With almost identical plot and characters, Fail Safe pretends to be a high-minded discussion of the same topic. Director Sidney Lumet has merely placed a stock collection of political and military figures in an unrealistic situation and had them mouth inanities about cold war and atomic destruction.
First, there's a conscientious and loyal air force general who has nightmares about a matador killing a bull.
His character believes that losses are acceptable in a nuclear war if it is the American culture that survives instead of that of , which is “our mortal enemy.” Black feels that there are no winners in a nuclear confrontation.

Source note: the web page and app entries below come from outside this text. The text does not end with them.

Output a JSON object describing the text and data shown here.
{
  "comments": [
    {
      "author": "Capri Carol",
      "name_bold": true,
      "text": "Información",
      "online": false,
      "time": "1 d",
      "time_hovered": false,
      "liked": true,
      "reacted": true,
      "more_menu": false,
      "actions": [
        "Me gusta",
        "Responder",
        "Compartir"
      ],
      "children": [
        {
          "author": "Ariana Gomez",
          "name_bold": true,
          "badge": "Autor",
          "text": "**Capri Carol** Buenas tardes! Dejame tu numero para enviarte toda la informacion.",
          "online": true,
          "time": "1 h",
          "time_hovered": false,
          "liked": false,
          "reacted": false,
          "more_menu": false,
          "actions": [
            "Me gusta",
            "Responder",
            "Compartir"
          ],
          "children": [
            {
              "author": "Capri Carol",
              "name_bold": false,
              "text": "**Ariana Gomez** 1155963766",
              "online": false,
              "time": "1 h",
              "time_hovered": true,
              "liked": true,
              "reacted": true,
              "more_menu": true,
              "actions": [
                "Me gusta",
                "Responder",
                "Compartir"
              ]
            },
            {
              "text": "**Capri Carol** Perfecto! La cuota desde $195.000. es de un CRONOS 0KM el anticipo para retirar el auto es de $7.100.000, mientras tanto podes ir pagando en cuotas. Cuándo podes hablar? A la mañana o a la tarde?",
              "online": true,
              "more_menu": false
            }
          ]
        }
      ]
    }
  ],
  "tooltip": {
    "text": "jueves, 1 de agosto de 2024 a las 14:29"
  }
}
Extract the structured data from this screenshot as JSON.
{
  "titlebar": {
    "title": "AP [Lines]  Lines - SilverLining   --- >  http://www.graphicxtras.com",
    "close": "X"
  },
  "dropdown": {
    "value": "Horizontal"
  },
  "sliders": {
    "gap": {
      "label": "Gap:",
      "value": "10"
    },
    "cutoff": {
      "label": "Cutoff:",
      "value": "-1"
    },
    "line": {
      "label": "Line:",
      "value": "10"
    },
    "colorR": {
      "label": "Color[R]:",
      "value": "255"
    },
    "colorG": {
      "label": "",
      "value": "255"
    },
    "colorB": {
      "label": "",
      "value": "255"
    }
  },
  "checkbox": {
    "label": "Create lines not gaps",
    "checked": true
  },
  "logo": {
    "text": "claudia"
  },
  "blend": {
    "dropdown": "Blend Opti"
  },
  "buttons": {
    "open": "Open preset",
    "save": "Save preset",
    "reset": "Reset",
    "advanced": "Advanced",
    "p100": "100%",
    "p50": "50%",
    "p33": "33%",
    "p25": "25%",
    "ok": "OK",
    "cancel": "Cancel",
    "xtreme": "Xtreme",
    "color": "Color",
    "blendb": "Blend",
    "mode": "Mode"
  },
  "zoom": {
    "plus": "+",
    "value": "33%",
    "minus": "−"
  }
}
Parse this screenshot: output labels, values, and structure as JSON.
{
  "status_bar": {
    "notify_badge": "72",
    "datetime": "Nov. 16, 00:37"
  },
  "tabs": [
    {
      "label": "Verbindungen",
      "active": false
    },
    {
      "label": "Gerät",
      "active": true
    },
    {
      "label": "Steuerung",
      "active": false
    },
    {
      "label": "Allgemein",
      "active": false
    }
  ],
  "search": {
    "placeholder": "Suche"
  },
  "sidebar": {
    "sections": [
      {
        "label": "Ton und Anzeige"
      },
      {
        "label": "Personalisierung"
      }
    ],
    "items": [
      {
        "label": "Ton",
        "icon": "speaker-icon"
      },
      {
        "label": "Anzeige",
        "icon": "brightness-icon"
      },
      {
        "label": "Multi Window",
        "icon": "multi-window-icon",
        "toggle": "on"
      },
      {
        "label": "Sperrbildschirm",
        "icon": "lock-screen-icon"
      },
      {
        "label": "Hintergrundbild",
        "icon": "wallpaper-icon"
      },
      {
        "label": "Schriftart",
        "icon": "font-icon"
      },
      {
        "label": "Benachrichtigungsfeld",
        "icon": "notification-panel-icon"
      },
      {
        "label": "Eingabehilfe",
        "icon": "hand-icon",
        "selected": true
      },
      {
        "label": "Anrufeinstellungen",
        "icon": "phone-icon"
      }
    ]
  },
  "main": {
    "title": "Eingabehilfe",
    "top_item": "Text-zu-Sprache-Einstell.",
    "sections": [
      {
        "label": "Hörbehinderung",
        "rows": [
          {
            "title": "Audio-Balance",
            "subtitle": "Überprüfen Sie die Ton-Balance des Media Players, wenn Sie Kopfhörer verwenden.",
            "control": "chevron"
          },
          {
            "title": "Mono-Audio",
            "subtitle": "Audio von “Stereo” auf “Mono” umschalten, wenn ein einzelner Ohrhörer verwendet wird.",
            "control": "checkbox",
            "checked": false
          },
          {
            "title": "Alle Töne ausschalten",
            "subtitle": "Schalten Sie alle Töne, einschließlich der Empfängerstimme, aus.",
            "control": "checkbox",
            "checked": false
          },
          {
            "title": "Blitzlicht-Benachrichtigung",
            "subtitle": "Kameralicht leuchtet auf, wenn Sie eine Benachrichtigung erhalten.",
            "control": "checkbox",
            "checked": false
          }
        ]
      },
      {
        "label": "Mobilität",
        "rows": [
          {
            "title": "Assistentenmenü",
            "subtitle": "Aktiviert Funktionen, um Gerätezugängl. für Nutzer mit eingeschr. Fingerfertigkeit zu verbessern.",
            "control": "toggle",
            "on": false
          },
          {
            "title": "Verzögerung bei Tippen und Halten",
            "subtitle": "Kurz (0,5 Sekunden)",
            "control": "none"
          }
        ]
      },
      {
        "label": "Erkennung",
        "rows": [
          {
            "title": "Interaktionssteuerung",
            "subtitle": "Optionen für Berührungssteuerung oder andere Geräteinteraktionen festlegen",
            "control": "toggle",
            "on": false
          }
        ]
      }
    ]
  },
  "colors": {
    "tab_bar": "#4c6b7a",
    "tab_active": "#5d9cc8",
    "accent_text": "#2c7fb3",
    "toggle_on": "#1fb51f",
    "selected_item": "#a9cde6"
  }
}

He cautions against putting our defenses in the hands of lightning-fast machines that can make deadly errors which humans are powerless to correct in time.
The President pleads with Russia's Premier for "Peace Through Understanding" and the Professor tells the chief of staff to strike while the U. Director Lumet, cursed with a terrible script, compounds his misfortune with unimaginative photography.
With one shot of a B-52 flying low over its target, Stanley Kubrick represents the conflict of a desire for victory and a fear of destruction more effectively than does all of Fail Safe.
The President must demonstrate dramatically America's lack of animosity toward Russia and prevent total disaster. This plot might have made an enjoyable, if not plausible, melodrama.
But the film's ludicrous script turns the plot into a parody of itself. Meanwhile, everyone draws a long face because man has let machines take over his destiny and isn't it awful that we might go to war when no one wants to, except the professor.
In Lumet’s movie, it is the over-dependence on advanced machinery that is the cause of nuclear devastation. General Black goes to a Pentagon briefing where a consultant, Dr.
The film opens with General Black (Dan O'Herlihy) in the middle of a recurring nightmare. Groeteschele (Walter Matthau) is giving a briefing.